I was thinking of sleeping in, but Koko had other ideas, and so I acquiesced — she so rarely gets her way — and set out at daybreak. Our walk was made even more exhilarating by the wind, which clattered the palm fronds and made the ironwoods sigh.
I immediately gauged it as the kind of day in which rain will play a frequent part, and three soft showers, a degree or two beyond mist, flew by as we walked home to reinforce that observation.
It’s definitely not the kind of day to be out on a boat, unless you are hardy, or have no other choice, but the Superferry, which my neighbor Andy dubbed “Pukerferry” following the widely publicized vomiting that characterized its maiden voyage to Maui, continues to ply the rough Hawaiian channels, undeterred by such factors as strong winds and choppy waters.
Passengers, however, apparently are, and traffic on the ferry continues to be light. Brad Parsons, who btw took the photo that I posted yesterday, among others, including this most recent batch (and I would have credited him then, had I known), reports he and two friends yesterday “diligently counted the vehicles and people getting off the Superferry on Maui [Friday]. There were 115 people total in shuttle vans, cars, and motorcycles getting off. There were 62 vehicles including motorcycles.” On the return trip, he says, just 35 vehicles got on, including four larger commercial vehicles.
That’s obviously not nearly enough to keep Hawaii Superferry afloat financially, but some theorize passenger numbers and short-term revenue don’t matter; the company's ultimate goal is to prove it's providing service in order to qualify for contracts to build Superferries for the government — read military operations.
More demonstrations are reportedly planned today by Maui folks willing to give up their Saturday to make a statement that they’re not pleased with the ferry, and all it portends for their island.
The same displeasure is now being expressed by a growing number of southside Kauai residents, who are increasingly distraught over the rampant development in their community, which is threatening natural and cultural resources, their way of life and a grove of old monkey pod trees.
As an indication of how bad things are, The Garden Island reported the other day that the Koloa Community Association asked the county planning commission to reverse its denial of a 72-unit multi-family subdivision. It made the request not because it thinks the project is so great, but it fears the developer will sue the county and win, thus jeopardizing various concessions that have been hammered out.
According to The Garden Island:
“If the project is denied, we’ll bring a lawsuit,” said Honolulu attorney Kyong-Su Im, representing Koloa Creekside Estates with local attorney Jonathan Chun. “We’re perfectly prepared to do so today.”
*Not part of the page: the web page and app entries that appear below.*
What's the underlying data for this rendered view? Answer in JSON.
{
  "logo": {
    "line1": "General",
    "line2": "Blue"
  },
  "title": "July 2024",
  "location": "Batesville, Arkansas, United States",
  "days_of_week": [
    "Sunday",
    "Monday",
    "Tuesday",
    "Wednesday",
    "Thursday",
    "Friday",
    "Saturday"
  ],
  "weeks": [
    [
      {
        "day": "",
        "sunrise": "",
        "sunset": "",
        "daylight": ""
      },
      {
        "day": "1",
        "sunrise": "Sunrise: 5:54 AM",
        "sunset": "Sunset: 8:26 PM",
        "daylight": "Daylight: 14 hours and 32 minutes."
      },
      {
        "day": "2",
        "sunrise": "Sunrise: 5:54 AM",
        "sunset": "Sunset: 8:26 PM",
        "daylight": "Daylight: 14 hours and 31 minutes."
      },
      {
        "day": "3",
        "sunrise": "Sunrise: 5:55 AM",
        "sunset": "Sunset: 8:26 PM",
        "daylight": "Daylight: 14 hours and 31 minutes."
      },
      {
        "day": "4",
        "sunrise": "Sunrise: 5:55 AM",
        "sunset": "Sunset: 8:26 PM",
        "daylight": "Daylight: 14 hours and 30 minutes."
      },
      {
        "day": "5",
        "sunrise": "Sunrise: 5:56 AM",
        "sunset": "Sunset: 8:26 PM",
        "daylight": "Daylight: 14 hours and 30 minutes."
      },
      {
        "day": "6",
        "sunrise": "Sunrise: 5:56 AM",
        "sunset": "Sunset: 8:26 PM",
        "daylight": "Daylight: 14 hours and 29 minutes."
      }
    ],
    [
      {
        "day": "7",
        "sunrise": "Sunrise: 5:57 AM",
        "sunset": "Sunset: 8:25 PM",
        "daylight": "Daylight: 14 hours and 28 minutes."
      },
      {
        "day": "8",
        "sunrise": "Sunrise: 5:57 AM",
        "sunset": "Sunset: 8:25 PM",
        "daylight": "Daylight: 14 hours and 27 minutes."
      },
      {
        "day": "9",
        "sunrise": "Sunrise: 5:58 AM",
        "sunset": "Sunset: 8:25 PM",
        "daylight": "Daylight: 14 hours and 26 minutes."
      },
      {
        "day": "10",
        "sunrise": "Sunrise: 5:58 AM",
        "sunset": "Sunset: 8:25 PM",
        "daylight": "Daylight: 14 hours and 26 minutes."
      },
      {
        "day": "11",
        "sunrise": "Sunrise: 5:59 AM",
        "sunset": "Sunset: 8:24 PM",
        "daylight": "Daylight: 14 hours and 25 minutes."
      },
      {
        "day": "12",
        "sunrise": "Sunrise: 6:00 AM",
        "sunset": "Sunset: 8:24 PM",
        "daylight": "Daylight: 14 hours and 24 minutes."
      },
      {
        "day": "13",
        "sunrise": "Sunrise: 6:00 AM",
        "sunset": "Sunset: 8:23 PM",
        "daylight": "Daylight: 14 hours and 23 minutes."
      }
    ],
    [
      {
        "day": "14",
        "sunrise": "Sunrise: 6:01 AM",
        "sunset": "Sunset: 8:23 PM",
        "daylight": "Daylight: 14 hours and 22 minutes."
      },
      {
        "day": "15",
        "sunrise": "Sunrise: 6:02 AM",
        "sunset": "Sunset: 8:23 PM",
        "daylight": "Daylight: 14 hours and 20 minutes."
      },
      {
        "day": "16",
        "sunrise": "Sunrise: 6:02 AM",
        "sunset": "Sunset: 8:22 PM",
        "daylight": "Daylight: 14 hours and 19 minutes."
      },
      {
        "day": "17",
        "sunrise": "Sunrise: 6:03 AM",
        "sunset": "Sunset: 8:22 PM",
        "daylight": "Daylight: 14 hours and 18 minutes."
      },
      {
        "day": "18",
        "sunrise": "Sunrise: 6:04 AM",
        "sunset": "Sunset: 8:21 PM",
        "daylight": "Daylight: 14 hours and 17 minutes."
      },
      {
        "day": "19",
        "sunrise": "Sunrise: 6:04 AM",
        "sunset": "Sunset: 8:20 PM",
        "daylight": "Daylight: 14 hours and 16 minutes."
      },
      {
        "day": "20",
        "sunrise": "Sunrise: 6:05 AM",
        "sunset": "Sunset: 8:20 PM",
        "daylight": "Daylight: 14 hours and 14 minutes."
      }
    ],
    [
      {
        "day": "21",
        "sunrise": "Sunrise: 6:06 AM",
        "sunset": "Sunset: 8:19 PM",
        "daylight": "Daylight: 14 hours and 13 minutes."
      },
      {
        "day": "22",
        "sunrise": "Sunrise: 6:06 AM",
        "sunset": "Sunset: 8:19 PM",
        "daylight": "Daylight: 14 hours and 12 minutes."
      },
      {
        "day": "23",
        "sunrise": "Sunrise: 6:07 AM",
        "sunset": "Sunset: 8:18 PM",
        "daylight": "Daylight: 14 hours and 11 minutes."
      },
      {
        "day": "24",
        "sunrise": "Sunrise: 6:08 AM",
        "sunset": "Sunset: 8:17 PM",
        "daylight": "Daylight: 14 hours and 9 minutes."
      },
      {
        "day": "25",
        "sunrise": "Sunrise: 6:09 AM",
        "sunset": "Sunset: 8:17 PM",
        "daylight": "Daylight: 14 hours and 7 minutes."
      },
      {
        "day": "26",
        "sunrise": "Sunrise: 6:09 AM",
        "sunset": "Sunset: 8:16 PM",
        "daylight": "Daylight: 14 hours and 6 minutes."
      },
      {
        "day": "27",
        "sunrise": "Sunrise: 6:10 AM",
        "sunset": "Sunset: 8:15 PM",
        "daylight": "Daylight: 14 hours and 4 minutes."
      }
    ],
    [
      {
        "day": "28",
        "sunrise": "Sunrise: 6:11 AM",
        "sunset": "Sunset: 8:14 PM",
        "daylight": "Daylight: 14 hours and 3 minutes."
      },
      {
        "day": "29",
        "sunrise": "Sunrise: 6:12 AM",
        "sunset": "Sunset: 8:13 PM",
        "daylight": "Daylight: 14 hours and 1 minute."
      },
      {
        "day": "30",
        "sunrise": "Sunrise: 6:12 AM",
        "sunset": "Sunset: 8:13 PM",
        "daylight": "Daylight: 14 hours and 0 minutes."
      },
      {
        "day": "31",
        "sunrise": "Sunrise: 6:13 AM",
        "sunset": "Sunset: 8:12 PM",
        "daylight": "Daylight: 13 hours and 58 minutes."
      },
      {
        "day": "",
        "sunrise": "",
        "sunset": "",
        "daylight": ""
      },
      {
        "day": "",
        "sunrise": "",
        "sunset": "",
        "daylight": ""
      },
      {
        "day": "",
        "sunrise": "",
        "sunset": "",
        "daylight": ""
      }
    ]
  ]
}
He asked the commission if it wanted a situation where the developer gives things it is not legally required to give or one where “if we challenge and win, it’s a lot worse situation for the county.”
The article goes on to report comments made by Association President Louis Abrams:
Abrams said during a break in the meeting that in light of recent court settlements with the county, it would behoove the community to take what it can get and avoid the risk of losing all concessions from the developer.
In his testimony to the commissioners, he explained the community association’s unexpected support for a reconsideration, saying that one reason is “the legal issue of denying an application and the inherent concern that this would head to the courts, whereby the outcome to the community could be similar to the Koloa Marketplace settlement agreement where all of the community’s main conditions were forfeited to a decision that the community did not have the opportunity to be a part of.”
If the commission denies Koloa Creekside Estates permits, Abrams said, it leaves the community defenseless.
I found that last paragraph especially poignant. Yes, the community is defenseless when you have a slack planning department that is set up to green light every development, a planning commission that does indeed appear to be capricious (because who can make sense out of its inconsistent actions?) and developers and their attorneys using hardball tactics that border on blackmail.
A lot of people, with good cause, have lost faith in “the process” when it breaks down like this. They don’t have confidence that government is acting in their best interest, or that justice will ultimately prevail.
As they see it, meeting rooms are a place where the people lose ground, as evidenced by the debacle over Hawaii Superferry and Koloa Creekside Estates, to name but two of many. So they’re more apt to engage in direct, concrete actions, like unfurling a banner, shouting at passengers using the ferry, chaining themselves to a monkey pod tree.
As the democratic process continues to be undermined by political dirty tricks and money-driven machinations of the old boy network, we’re likely to see more instances of fed-up citizens taking their concerns directly to the media, the people and the streets.